● TASK DIRECTIONS: All of the data below should be returned exactly.

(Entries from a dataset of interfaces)
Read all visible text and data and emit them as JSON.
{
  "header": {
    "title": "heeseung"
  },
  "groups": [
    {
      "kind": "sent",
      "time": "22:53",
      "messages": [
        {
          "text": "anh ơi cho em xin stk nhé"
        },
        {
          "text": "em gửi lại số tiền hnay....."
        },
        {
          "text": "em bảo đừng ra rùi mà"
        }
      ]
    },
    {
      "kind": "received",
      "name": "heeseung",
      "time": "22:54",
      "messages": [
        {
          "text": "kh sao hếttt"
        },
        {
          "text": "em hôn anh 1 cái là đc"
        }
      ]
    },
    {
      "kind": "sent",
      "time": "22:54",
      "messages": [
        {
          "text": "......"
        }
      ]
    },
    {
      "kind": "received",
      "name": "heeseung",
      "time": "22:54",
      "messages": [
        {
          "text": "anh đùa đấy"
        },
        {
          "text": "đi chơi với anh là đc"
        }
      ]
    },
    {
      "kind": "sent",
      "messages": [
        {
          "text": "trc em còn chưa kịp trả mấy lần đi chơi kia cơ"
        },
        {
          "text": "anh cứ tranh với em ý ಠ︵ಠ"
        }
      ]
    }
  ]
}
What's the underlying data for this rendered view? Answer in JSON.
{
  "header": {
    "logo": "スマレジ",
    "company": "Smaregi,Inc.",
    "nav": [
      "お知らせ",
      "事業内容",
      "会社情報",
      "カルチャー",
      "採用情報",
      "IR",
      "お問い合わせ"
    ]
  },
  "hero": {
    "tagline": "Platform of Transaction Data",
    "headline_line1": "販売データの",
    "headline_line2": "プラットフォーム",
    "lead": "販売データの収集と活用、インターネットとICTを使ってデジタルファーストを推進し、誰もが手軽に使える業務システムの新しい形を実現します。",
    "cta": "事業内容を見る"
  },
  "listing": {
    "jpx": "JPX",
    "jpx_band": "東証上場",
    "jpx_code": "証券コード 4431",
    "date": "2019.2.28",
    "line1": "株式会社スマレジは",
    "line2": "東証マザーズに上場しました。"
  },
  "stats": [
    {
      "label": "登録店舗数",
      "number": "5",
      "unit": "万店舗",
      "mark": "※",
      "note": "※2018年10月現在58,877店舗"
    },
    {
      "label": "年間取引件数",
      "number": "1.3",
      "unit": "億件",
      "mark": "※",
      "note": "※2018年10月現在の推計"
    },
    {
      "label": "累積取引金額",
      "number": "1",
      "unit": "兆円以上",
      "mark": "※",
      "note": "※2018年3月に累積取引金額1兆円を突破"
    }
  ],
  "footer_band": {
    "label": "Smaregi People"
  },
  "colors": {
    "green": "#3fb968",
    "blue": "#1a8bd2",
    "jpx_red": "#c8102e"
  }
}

● SOLUTION:
Read all visible text and data and emit them as JSON.
{
  "header": {
    "title": "heeseung"
  },
  "groups": [
    {
      "kind": "sent",
      "time": "22:53",
      "messages": [
        {
          "text": "anh ơi cho em xin stk nhé"
        },
        {
          "text": "em gửi lại số tiền hnay....."
        },
        {
          "text": "em bảo đừng ra rùi mà"
        }
      ]
    },
    {
      "kind": "received",
      "name": "heeseung",
      "time": "22:54",
      "messages": [
        {
          "text": "kh sao hếttt"
        },
        {
          "text": "em hôn anh 1 cái là đc"
        }
      ]
    },
    {
      "kind": "sent",
      "time": "22:54",
      "messages": [
        {
          "text": "......"
        }
      ]
    },
    {
      "kind": "received",
      "name": "heeseung",
      "time": "22:54",
      "messages": [
        {
          "text": "anh đùa đấy"
        },
        {
          "text": "đi chơi với anh là đc"
        }
      ]
    },
    {
      "kind": "sent",
      "messages": [
        {
          "text": "trc em còn chưa kịp trả mấy lần đi chơi kia cơ"
        },
        {
          "text": "anh cứ tranh với em ý ಠ︵ಠ"
        }
      ]
    }
  ]
}
What's the underlying data for this rendered view? Answer in JSON.
{
  "header": {
    "logo": "スマレジ",
    "company": "Smaregi,Inc.",
    "nav": [
      "お知らせ",
      "事業内容",
      "会社情報",
      "カルチャー",
      "採用情報",
      "IR",
      "お問い合わせ"
    ]
  },
  "hero": {
    "tagline": "Platform of Transaction Data",
    "headline_line1": "販売データの",
    "headline_line2": "プラットフォーム",
    "lead": "販売データの収集と活用、インターネットとICTを使ってデジタルファーストを推進し、誰もが手軽に使える業務システムの新しい形を実現します。",
    "cta": "事業内容を見る"
  },
  "listing": {
    "jpx": "JPX",
    "jpx_band": "東証上場",
    "jpx_code": "証券コード 4431",
    "date": "2019.2.28",
    "line1": "株式会社スマレジは",
    "line2": "東証マザーズに上場しました。"
  },
  "stats": [
    {
      "label": "登録店舗数",
      "number": "5",
      "unit": "万店舗",
      "mark": "※",
      "note": "※2018年10月現在58,877店舗"
    },
    {
      "label": "年間取引件数",
      "number": "1.3",
      "unit": "億件",
      "mark": "※",
      "note": "※2018年10月現在の推計"
    },
    {
      "label": "累積取引金額",
      "number": "1",
      "unit": "兆円以上",
      "mark": "※",
      "note": "※2018年3月に累積取引金額1兆円を突破"
    }
  ],
  "footer_band": {
    "label": "Smaregi People"
  },
  "colors": {
    "green": "#3fb968",
    "blue": "#1a8bd2",
    "jpx_red": "#c8102e"
  }
}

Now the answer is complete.